She didn’t make a scene. She simply apologized that the tour had to be cancelled, and went about her business of becoming a monarch. When her plane returned to England, Prime Minister Winston Churchill greeted her on the tarmac, and since that day, her life has been consumed by the demands of her position.
Marr believes that Elizabeth has a religious sense of vocation, and it’s worth noting that, while she agreed to have her coronation televised, she insisted that the cameras not film the moment when she was anointed with holy oil by the Archbishop of Canterbury. She wanted the “God moment” to be a private and personal one.
As Queen of the United Kingdom, Canada, and Australia, and as head of the Commonwealth, Elizabeth II represents 1/3 of the globe’s population. She has travelled the world, and even in her 80’s , she continues to meet with ministers and diplomats on a regular basis.
I confess that I am a late arriving member of the Queen’s fan club. When I was younger, I thought she was a bit stiff, even in a land known for its firm upper lips. (Forgive me!) Over time, though, I have come to appreciate the fact that the Queen represents all that is good about tradition. She is deliberately untrendy. I like to think of her as the antidote to Paris Hilton, and I am delighted that I’ve never seen the Queen weep openly with Ellen, or watched her bare her soul and or reveal her innermost anxieties on Oprah’s couch.
I am sure there are times when the Queen does weep. After all, she lost a King, a Queen, and a Princess, when her father, mother, and only sister passed away, and she has had to watch as 3 of her 4 children went through very public and very painful divorces. Through all of this, the Queen has endured.
This sense of forbearance is no accident. During World War 2, as London was being blitzed, her father insisted on staying put at Buckingham Palace, and despite the dangers, so did his daughters. No one would have blamed any of them for moving to a more secure location; after all, 40,000 Londoners would perish during the bombing raids. But the Windsors held their ground, and in fact, Elizabeth contributed directly to the war effort by training as a driver and mechanic.
I have a “Keep Calm and Carry On” poster in my office. The originals were displayed in London during the blitz as a way of rallying the collective resolve. It is hard to imagine anyone who more fully embodies this solid and sober sensibility than does the Queen.

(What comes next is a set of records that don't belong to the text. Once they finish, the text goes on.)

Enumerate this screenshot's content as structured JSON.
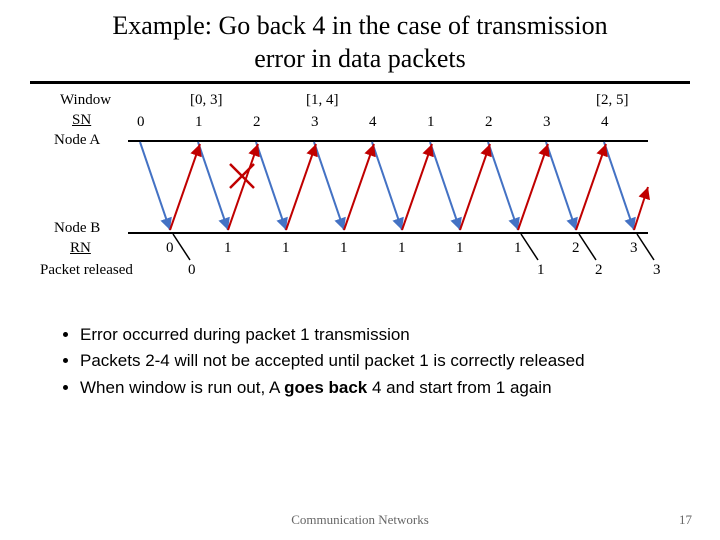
{
  "title_line1": "Example: Go back 4 in the case of transmission",
  "title_line2": "error in data packets",
  "labels": {
    "window": "Window",
    "sn": "SN",
    "nodeA": "Node A",
    "nodeB": "Node B",
    "rn": "RN",
    "packet_released": "Packet released"
  },
  "windows": [
    "[0, 3]",
    "[1, 4]",
    "[2, 5]"
  ],
  "sn_values": [
    "0",
    "1",
    "2",
    "3",
    "4",
    "1",
    "2",
    "3",
    "4"
  ],
  "rn_values": [
    "0",
    "1",
    "1",
    "1",
    "1",
    "1",
    "1",
    "2",
    "3"
  ],
  "released_values": [
    "0",
    "1",
    "2",
    "3"
  ],
  "bullets": [
    "Error occurred during packet 1 transmission",
    "Packets 2-4 will not be accepted until packet 1 is correctly released",
    {
      "pre": "When window is run out, A ",
      "bold": "goes back",
      "post": " 4 and start from 1 again"
    }
  ],
  "footer": "Communication Networks",
  "page": "17"
}
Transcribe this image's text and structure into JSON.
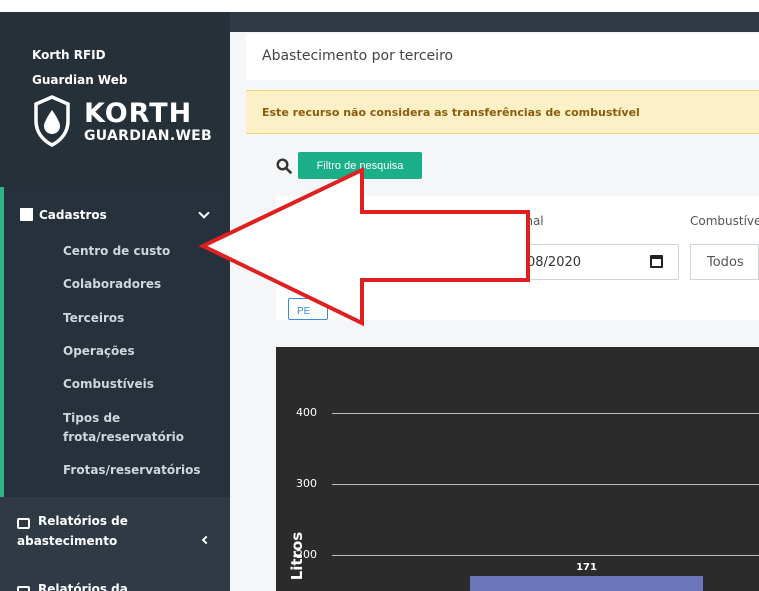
{
  "sidebar": {
    "brand_line1": "Korth RFID",
    "brand_line2": "Guardian Web",
    "logo_title": "KORTH",
    "logo_subtitle": "GUARDIAN.WEB",
    "group_label": "Cadastros",
    "items": [
      {
        "label": "Centro de custo"
      },
      {
        "label": "Colaboradores"
      },
      {
        "label": "Terceiros"
      },
      {
        "label": "Operações"
      },
      {
        "label": "Combustíveis"
      },
      {
        "label": "Tipos de"
      },
      {
        "label": "frota/reservatório"
      },
      {
        "label": "Frotas/reservatórios"
      }
    ],
    "relatorios_label_1": "Relatórios de",
    "relatorios_label_2": "abastecimento",
    "relatorios_da_label": "Relatórios da"
  },
  "main": {
    "page_title": "Abastecimento por terceiro",
    "alert_text": "Este recurso não considera as transferências de combustível",
    "filter_button": "Filtro de pesquisa",
    "label_data_final": "inal",
    "label_combustivel": "Combustíve",
    "date_value": "08/2020",
    "select_value": "Todos",
    "search_button": "PE"
  },
  "colors": {
    "sidebar": "#2f3a45",
    "accent": "#2fb58a",
    "filter_button": "#1aaf88",
    "alert_bg": "#fdf0c6",
    "chart_bg": "#2b2b2b",
    "bar": "#6b76b8",
    "arrow": "#e02020"
  },
  "chart_data": {
    "type": "bar",
    "title": "",
    "ylabel": "Litros",
    "y_ticks": [
      "400",
      "300",
      "200"
    ],
    "ylim": [
      150,
      450
    ],
    "categories": [
      ""
    ],
    "values": [
      171
    ],
    "value_labels": [
      "171"
    ]
  }
}
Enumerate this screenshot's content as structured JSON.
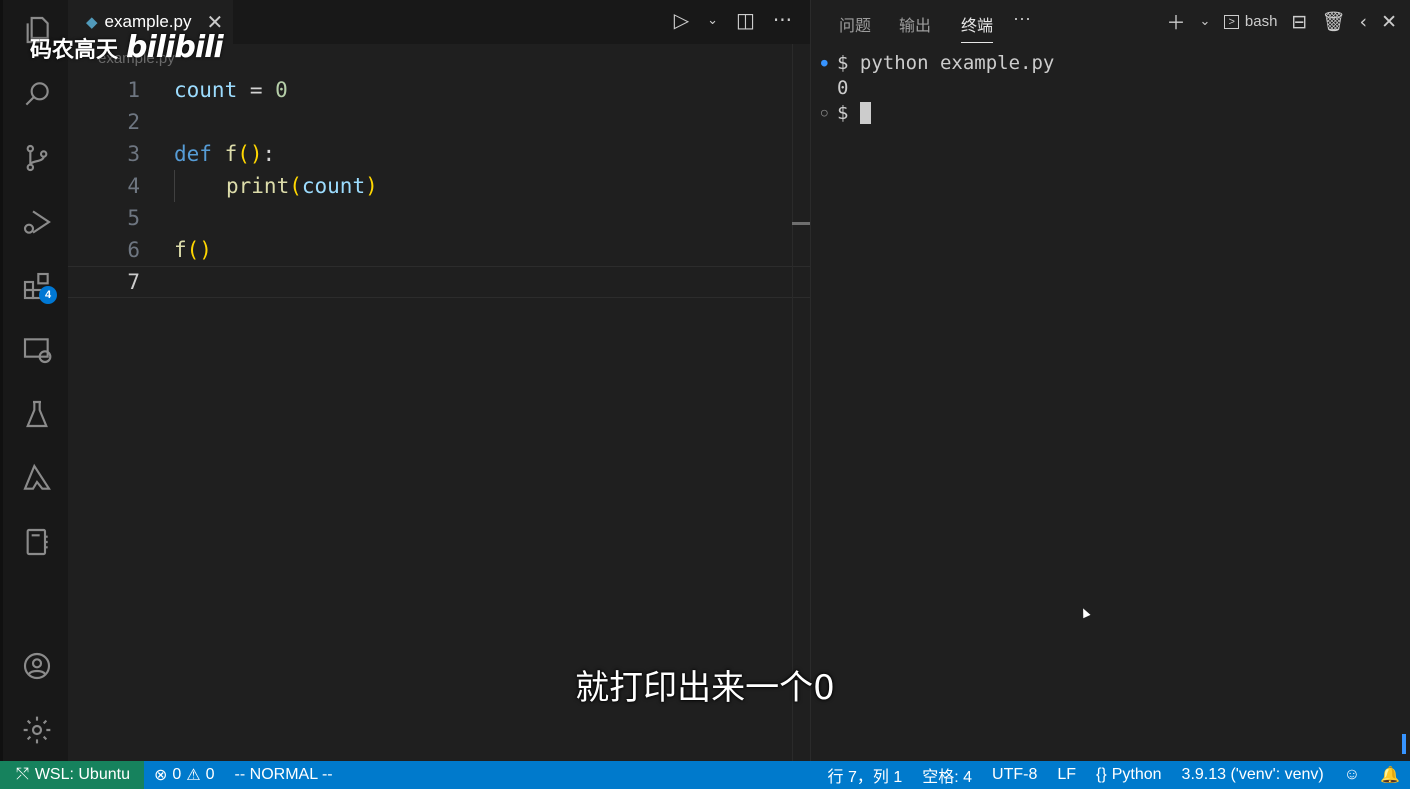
{
  "editor": {
    "tab_label": "example.py",
    "breadcrumb": "example.py",
    "lines": [
      {
        "n": "1"
      },
      {
        "n": "2"
      },
      {
        "n": "3"
      },
      {
        "n": "4"
      },
      {
        "n": "5"
      },
      {
        "n": "6"
      },
      {
        "n": "7"
      }
    ],
    "code": {
      "l1_var": "count",
      "l1_op": " = ",
      "l1_num": "0",
      "l3_kw": "def ",
      "l3_fn": "f",
      "l3_par": "()",
      "l3_colon": ":",
      "l4_fn": "print",
      "l4_par_open": "(",
      "l4_var": "count",
      "l4_par_close": ")",
      "l6_fn": "f",
      "l6_par": "()"
    }
  },
  "panel": {
    "tabs": [
      "问题",
      "输出",
      "终端"
    ],
    "more": "···",
    "shell_label": "bash",
    "terminal": {
      "prompt": "$ ",
      "command": "python example.py",
      "output": "0"
    }
  },
  "activity": {
    "extensions_badge": "4"
  },
  "status": {
    "remote": "WSL: Ubuntu",
    "errors": "0",
    "warnings": "0",
    "mode": "-- NORMAL --",
    "position": "行 7，列 1",
    "spaces": "空格: 4",
    "encoding": "UTF-8",
    "eol": "LF",
    "language": "Python",
    "interpreter": "3.9.13 ('venv': venv)"
  },
  "overlay": {
    "watermark_text": "码农高天",
    "watermark_logo": "bilibili",
    "subtitle": "就打印出来一个0"
  },
  "colors": {
    "status_bar": "#007acc",
    "remote_indicator": "#16825d",
    "keyword": "#569cd6",
    "function": "#dcdcaa",
    "variable": "#9cdcfe",
    "number": "#b5cea8",
    "bracket": "#ffd700"
  }
}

You do not need to be a monarchist to have an appreciation for what Elizabeth Windsor has brought to her role as Head of State in terms of leadership and service to her people. Over the course of 60 years, the Queen has outlasted 12 prime ministers, 12 presidents, and 6 Popes. She has done her duty and so much more.
Being “steadfast” is a wonderfully old fashioned virtue. It is about ignoring the tenor and trends of the present, having a spine of steel, and possessing an unwavering sense of resolve.
In a boys’ school where we talk quite unashamedly about leadership, we could all learn a lot about this topic by studying the life of a remarkable 85-year-old British woman.
As we start this first day of school in the first month of the year, I hope that as we look backward and forward, the Queen might inspire all of us to be steadfast in fulfilling the duty to which each of us is called.
God Save the Queen!